Before we can understand why an alarm would be in Insufficient Data state, we first need to understand three factors about how alarm state is determined:
- The available configuration parameters on any alarm (mostly time period and datapoints to alarm).
- Whether the data you’re tracking is period driven or event driven.
- Whether your datapoints are breaching or non-breaching.
Lets quickly overview these concepts now.
Time Period and Datapoints To Alarm
The first thing we need to remind ourselves is about how time periods work. Time periods are fixed-window temporal periods that are non-overlapping. You can select from multiple different available time periods like 1min, 5min, 1 hour , etc. You can even go as low as 10 seconds provided the metric supports this granularity.
Time periods start at the top of the hour and are non-stacking.
Note that there are generally two categories of metrics: period driven and event driven.
Period Driven metrics corresponds to datapoints that are emitted at regularly scheduled intervals. Something like % CPU Utilization or % Disk Capacity fall into this category.
For every time period, cloudwatch will emit a single datapoint indicating the percentage. This means that generally you do not need to worry about the ‘Insufficient Data’ alarm state since your metric is ALWAYS being emitted, and therefore insufficient data is impossible (except in certain rare circumstances).
Event Driven metrics correspond to instances of occurences in an application. Errors is a good example of this. We only send error metrics to cloudwatch when an error occurs occurs. This type of metric is much more prone to the Insufficient Data problem since there can be long periods of no invocations, and therefore no errors.
One important thing to remember is that if there aren’t any error events during a time period, then AWS considers the result as an empty or null rather than zero. This plays an important role in how Insufficient Data scenarios can come to be.
Breaching and Non-Breaching
When we create an alarm, we have the ability to set a breaching threshold and an operator. For example, if we wanted to alarm whenever we have 5 or more errors in 15 minutes, we would set our breaching threshold to 5 and our operation to greater than.
For the time period being evaluated, there is a single data point (which can consist of multiple individual events). If the value is greater the threshold (using the same example as above), it would be considered to be breaching. If it is below the threshold, it isn’t.
Remember, breaching only occurs when a datapoint is being evaluated, and cannot occur when there is no datapoint at all.
Now What Does Insufficient Data Mean?
Generally, Insufficient Data can occur in the following 3 scenarios. It turns out 1 and 2 are closely related so I explained them together in the section below.

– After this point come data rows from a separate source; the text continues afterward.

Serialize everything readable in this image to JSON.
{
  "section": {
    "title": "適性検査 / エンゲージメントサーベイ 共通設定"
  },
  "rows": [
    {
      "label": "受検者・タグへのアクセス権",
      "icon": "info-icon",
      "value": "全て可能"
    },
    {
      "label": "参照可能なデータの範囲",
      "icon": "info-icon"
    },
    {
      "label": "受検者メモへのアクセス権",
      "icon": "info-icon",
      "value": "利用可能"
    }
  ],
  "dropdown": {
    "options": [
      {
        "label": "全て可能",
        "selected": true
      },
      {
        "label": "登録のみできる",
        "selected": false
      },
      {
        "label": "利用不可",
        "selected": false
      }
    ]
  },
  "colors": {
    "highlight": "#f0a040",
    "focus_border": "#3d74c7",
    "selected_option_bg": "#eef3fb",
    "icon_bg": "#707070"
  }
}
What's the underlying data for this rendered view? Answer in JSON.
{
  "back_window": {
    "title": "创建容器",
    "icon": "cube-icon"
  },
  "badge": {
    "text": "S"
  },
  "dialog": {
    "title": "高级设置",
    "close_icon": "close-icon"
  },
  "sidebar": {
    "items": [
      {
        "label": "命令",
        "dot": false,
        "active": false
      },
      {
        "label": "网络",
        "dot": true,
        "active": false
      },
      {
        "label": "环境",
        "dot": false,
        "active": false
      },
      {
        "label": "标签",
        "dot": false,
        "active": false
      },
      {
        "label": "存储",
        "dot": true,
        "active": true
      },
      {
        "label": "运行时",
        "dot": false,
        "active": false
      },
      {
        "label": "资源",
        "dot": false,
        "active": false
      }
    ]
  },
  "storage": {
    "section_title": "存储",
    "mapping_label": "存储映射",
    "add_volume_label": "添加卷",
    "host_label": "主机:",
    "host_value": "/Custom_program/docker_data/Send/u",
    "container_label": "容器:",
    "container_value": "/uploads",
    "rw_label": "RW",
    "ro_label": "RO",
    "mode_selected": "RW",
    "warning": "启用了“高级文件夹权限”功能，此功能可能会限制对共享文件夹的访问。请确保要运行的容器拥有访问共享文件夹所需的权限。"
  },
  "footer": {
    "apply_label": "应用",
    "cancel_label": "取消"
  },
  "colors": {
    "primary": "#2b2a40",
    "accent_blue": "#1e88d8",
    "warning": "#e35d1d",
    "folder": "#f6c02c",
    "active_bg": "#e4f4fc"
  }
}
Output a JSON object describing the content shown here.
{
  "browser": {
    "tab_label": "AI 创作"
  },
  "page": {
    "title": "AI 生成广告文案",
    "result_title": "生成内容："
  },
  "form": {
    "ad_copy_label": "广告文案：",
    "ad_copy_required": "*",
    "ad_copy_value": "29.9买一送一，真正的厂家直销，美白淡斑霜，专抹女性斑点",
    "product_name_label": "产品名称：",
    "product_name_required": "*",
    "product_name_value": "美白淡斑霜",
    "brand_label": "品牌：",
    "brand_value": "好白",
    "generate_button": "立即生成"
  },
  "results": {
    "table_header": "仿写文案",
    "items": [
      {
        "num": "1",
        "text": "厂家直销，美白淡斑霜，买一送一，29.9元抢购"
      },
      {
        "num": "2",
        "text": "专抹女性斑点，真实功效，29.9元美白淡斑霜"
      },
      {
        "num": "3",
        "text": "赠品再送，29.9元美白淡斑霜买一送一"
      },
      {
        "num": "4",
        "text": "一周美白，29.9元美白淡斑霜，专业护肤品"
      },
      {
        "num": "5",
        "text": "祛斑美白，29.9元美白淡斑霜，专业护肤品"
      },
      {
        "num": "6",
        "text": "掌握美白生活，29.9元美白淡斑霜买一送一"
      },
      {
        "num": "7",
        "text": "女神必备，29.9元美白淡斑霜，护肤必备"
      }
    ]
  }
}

- There are not enough datapoints to evaluate the alarm
- The alarm was just created (and thus results in #1)
- Incorrect alarm configuration
Lets run through these scenarios now

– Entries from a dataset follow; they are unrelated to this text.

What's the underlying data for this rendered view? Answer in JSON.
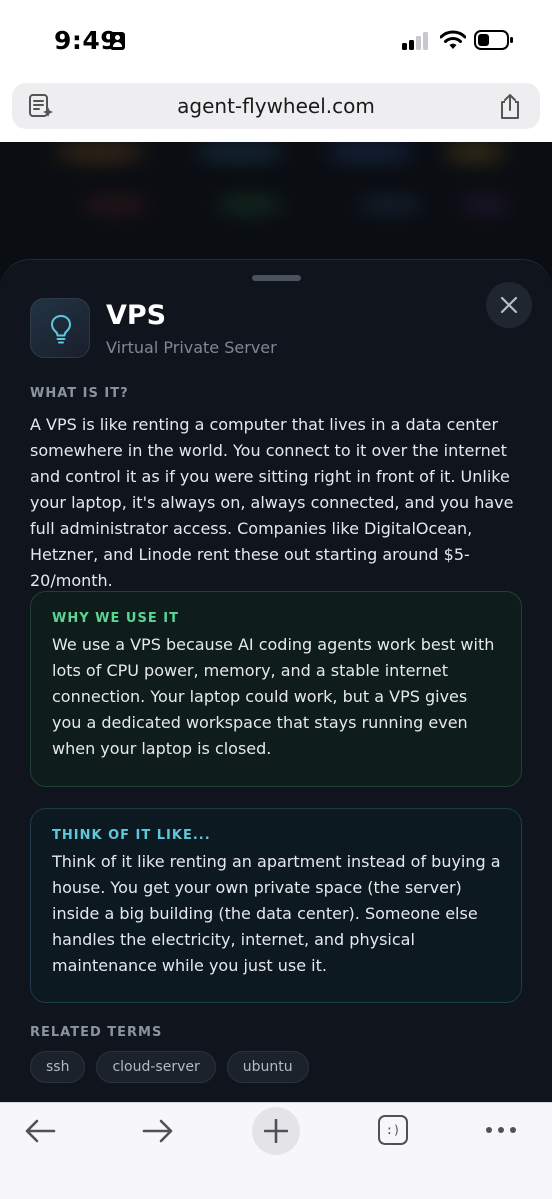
{
  "status_bar": {
    "time": "9:49"
  },
  "browser": {
    "url": "agent-flywheel.com"
  },
  "term": {
    "icon": "lightbulb-icon",
    "title": "VPS",
    "subtitle": "Virtual Private Server"
  },
  "what_is_it": {
    "label": "WHAT IS IT?",
    "body": "A VPS is like renting a computer that lives in a data center somewhere in the world. You connect to it over the internet and control it as if you were sitting right in front of it. Unlike your laptop, it's always on, always connected, and you have full administrator access. Companies like DigitalOcean, Hetzner, and Linode rent these out starting around $5-20/month."
  },
  "why_we_use_it": {
    "label": "WHY WE USE IT",
    "body": "We use a VPS because AI coding agents work best with lots of CPU power, memory, and a stable internet connection. Your laptop could work, but a VPS gives you a dedicated workspace that stays running even when your laptop is closed."
  },
  "think_of_it_like": {
    "label": "THINK OF IT LIKE...",
    "body": "Think of it like renting an apartment instead of buying a house. You get your own private space (the server) inside a big building (the data center). Someone else handles the electricity, internet, and physical maintenance while you just use it."
  },
  "related_terms": {
    "label": "RELATED TERMS",
    "tags": [
      "ssh",
      "cloud-server",
      "ubuntu"
    ]
  },
  "toolbar": {
    "tabs_glyph": ":)"
  },
  "colors": {
    "sheet_background": "#10151d",
    "why_accent": "#5bd496",
    "think_accent": "#5ec8dc"
  }
}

Not Enough Datapoints & Recent Alarm Creation
Say we set up an alarm that alarms if 3 datapoints out of 5 are breaching a threshold. Also assume we’re looking at a event driven metric such as invocation errors. Lastly, the period or time-unit we are using for the alarm is 1 minute intervals.

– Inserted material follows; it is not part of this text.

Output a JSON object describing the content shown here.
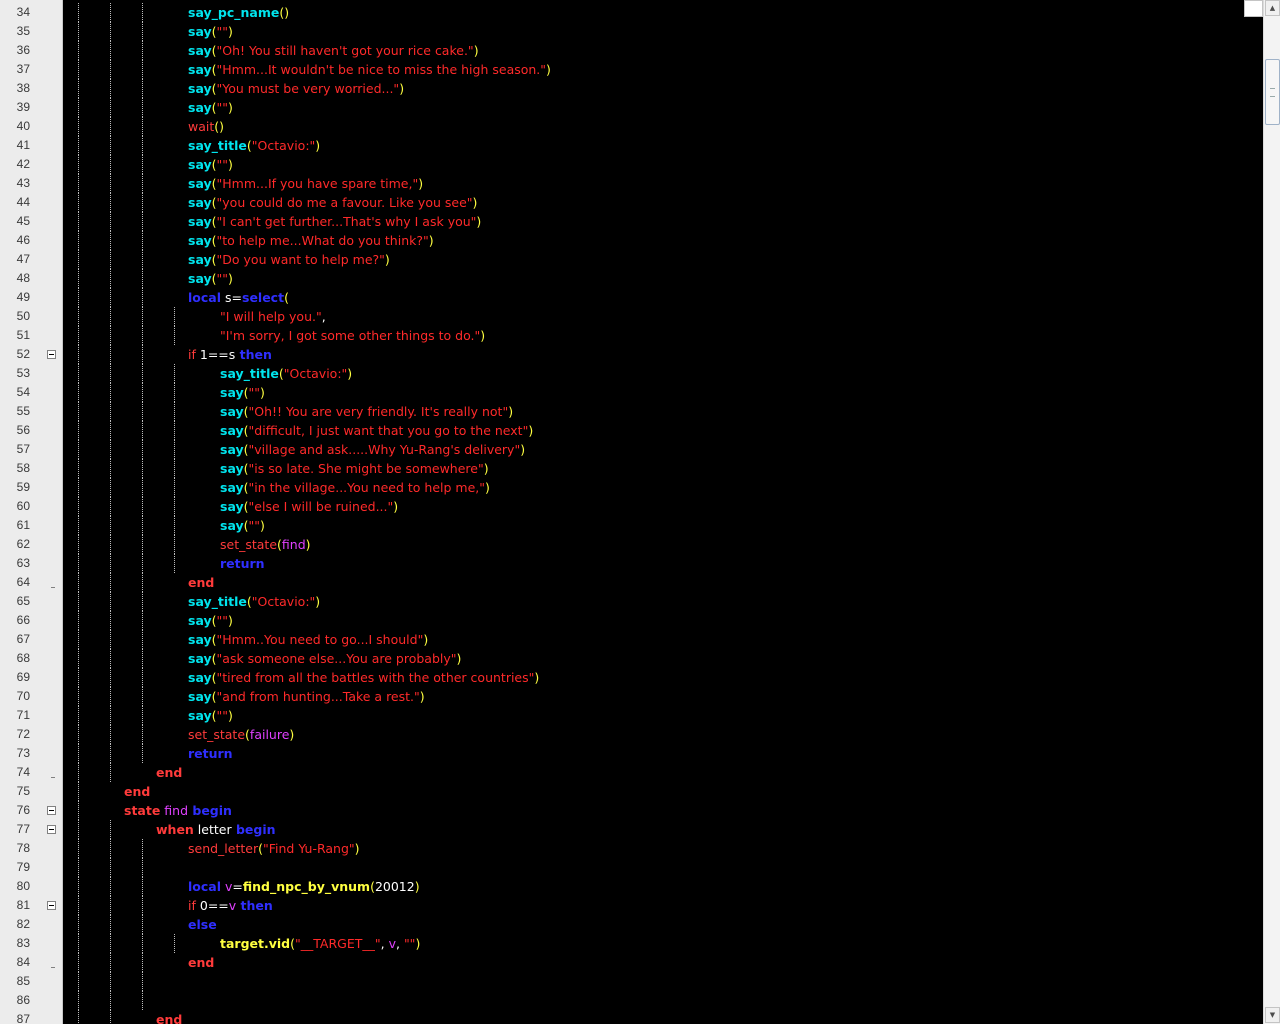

Now assume we have the following distribution of errors at the respective times:
- Minute 1 – No Data (No invocations, thus no errors)
- Minute 2 – No Data (No invocations, thus no errors)
- Minute 3 – Breaching
- Minute 4 – No Data (No invocations, thus no errors)
- Minute 5 – No Data (No invocations, thus no errors)
In this example, the alarm would be put in INSUFFICIENT DATA state simply because there is not enough data to make a successful evaluation. More specifically, we are looking for atleast 3 of the datapoints out of 5 to be breaching. Since we only have 1, we evaluation cannot make a conclusion, and we are stuck with insufficient data.
Note that this behaves quite differently for period driven metrics. In such case, you will have a datapoint for every time period, and thus the only time you can have a insufficient data scenario is when the alarm or resource is initially created and not enough datapoints have been populated yet.
Do note that you have the option to tell cloudwatch how to handle missing data. You can use this feature to treat missing data as missing, not breaching, breaching, or maintain. The option you select can help you fine tune the behaviour of your alarm in the insufficient data scenario. The options available via the AWS console are given below.
Incorrect Alarm Configuration
When select a time period granularity for an alarm, you have many options available to you with the lowest value being 10 seconds! Unfortunately, this can be a little bit misleading. AWS allows you to select any granularity you wish, but most metrics have a minimum of 1 minute granularity.
That means if you select 10 seconds as the time period for your alarm but the metric only supports 1 minute, Cloudwatch will never collect any data at this granularity and your alarm will be in a permanent Insufficient Data state.
Insufficient data can occur for a variety of different reasons. It is mostly prevalent for event driven data and not period driven data which consistently emits metrics. In the case of event driven, insufficient data occurs usually during initial alarm/resource creation while metrics are being propogated to cloudwatch, or as the result of not enough datapoints being present (null data) in an evaluation period to make a conclusion.